The Company Story by Sarma

It all started in the summer of 2003...when I (and my partner at the time) stumbled upon this ‘crazy' idea of raw vegan food. What seemed so basic - eating organic, uncooked plant-based foods - felt like a brand new discovery. I began a two-week experiment to see how I'd feel eating only raw food. I also read everything I could get my hands on about raw food. Within the first week, this 'experiment' had become a permanent change. And then this 'discovery' not only changed my life personally but inspired a business. Or, should I say, businesses.

In the summer of 2004, one year after climbing onto this raw vegan bandwagon, my then-partner and I opened Pure Food and Wine, New York City's first upscale raw vegan restaurant, on Irving Place, just one block from Union Square and its giant farmer's market.

In a small storefront connecting through the back of the restaurant's kitchen but with a small entrance around the corner on 17th street, is the restaurant's juice bar, originally known as Pure Juice and Takeaway. So why is it now called One Lucky Duck? Read on.

Shortly after opening, during Pure Food and Wine's busy inaugural summer, the illustrious publisher Judith Regan was having dinner under the trees out in the 70 seat back garden, and asked to speak to me (and my then-partner). She said quite simply, "I want to publish your book, and I want to do it in 8 weeks". Um, okay.

While working furiously on this first book, I kept thinking there should be a great online source for all the ingredients and tools one might need for the recipes. Wait, how hard could it be to start an e-commerce site?

Could it be? Not only could this site carry ingredients and tools but also Pure Food and Wine's own budding line of packaging raw vegan cookies and snacks, plus skincare, and more, all under its own brand name. But...what to call it?

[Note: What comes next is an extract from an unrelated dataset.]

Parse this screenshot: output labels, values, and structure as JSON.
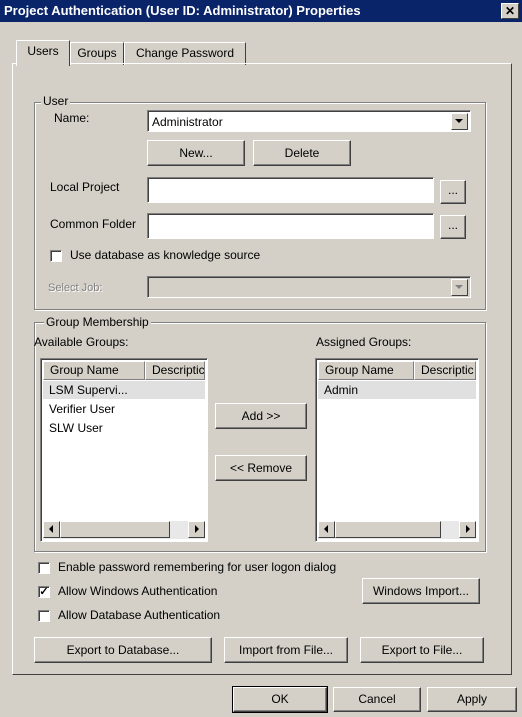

Quick backstory. When Pure Food and Wine was getting ready to open, everyone and their uncle was offering up suggestions for fruit and vegetable watercolor paintings or photos to adorn the walls. Given my tendency to eschew convention, I thought, why not photos of animals that otherwise are generally eaten, instead? And so this feisty duck, originally appearing in Gourmet magazine, became the featured wall art, and our mascot of sorts.

One Lucky Duck. It was that simple. With nothing but the name (and URL) in hand, I figured I'd roll the dice and commit to the site and branding by sprinkling the manuscript for the first book with references to oneluckyduck.com. During the six months it would take to print the book, would I be able to somehow pull off launching a fully branded e-commerce site, also while transitioning to running things without a partner? (My partner and I split right about that time.) I had to try, right?

With the manuscript off to print, the first order of business was a logo. Done! With the logo finalized, it hit me. I'd always wanted a tattoo but I'd never had anything I wanted to commit to being permanently inked on my body. The Duck? Yes. I'll commit to that.

Fast forward to July 2005, the book Raw Food Real World, was being released and yes, oneluckyduck.com was a miraculously launched at the same time, selling our snacks (which I'd rebranded as One Lucky Duck) as well as ingredients, t-shirts, skincare, and the new book, among other things. Then, at some point over the next year or so the juice bar became known as One Lucky Duck Juice & Takeaway (and now we have a location across town in Chelsea Market too).

I also published a second book, Living Raw Food, in 2009, and added operations in Brooklyn, NY in 2012. So, if you've made it this far, now you know how it all started. Pure Food and Wine came first, and from the restaurant and the first book, One Lucky Duck was born. Of course, I'm thinking this story will go on and on because there's a lot more I really want to do.

THANK YOU. To all the good customers, restaurant guests, people ordering worldwide, and everyone past, present and future that work with us. Thank you.